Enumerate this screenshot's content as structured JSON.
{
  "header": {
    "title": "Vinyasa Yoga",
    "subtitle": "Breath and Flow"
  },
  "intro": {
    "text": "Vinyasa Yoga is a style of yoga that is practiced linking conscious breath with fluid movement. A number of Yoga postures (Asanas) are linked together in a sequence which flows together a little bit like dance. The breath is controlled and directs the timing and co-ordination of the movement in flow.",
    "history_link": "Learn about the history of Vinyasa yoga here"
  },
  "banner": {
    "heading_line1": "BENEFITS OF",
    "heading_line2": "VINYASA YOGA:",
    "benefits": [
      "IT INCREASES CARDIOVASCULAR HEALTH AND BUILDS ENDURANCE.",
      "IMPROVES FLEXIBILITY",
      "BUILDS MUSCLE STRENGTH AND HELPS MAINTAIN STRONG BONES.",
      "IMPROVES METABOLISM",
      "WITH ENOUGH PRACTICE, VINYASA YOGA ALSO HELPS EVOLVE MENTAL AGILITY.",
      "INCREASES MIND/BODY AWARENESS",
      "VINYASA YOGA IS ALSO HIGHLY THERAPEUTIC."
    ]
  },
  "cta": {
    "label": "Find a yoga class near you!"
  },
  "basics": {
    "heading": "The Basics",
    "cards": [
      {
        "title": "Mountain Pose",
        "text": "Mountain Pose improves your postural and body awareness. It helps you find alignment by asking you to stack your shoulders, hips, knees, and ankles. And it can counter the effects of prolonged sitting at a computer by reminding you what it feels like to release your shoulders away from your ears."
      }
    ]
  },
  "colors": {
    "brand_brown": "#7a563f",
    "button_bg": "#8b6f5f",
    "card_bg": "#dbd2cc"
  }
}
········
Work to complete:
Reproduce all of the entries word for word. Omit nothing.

Solution to this problem:
Enumerate this screenshot's content as structured JSON.
{
  "header": {
    "title": "Vinyasa Yoga",
    "subtitle": "Breath and Flow"
  },
  "intro": {
    "text": "Vinyasa Yoga is a style of yoga that is practiced linking conscious breath with fluid movement. A number of Yoga postures (Asanas) are linked together in a sequence which flows together a little bit like dance. The breath is controlled and directs the timing and co-ordination of the movement in flow.",
    "history_link": "Learn about the history of Vinyasa yoga here"
  },
  "banner": {
    "heading_line1": "BENEFITS OF",
    "heading_line2": "VINYASA YOGA:",
    "benefits": [
      "IT INCREASES CARDIOVASCULAR HEALTH AND BUILDS ENDURANCE.",
      "IMPROVES FLEXIBILITY",
      "BUILDS MUSCLE STRENGTH AND HELPS MAINTAIN STRONG BONES.",
      "IMPROVES METABOLISM",
      "WITH ENOUGH PRACTICE, VINYASA YOGA ALSO HELPS EVOLVE MENTAL AGILITY.",
      "INCREASES MIND/BODY AWARENESS",
      "VINYASA YOGA IS ALSO HIGHLY THERAPEUTIC."
    ]
  },
  "cta": {
    "label": "Find a yoga class near you!"
  },
  "basics": {
    "heading": "The Basics",
    "cards": [
      {
        "title": "Mountain Pose",
        "text": "Mountain Pose improves your postural and body awareness. It helps you find alignment by asking you to stack your shoulders, hips, knees, and ankles. And it can counter the effects of prolonged sitting at a computer by reminding you what it feels like to release your shoulders away from your ears."
      }
    ]
  },
  "colors": {
    "brand_brown": "#7a563f",
    "button_bg": "#8b6f5f",
    "card_bg": "#dbd2cc"
  }
}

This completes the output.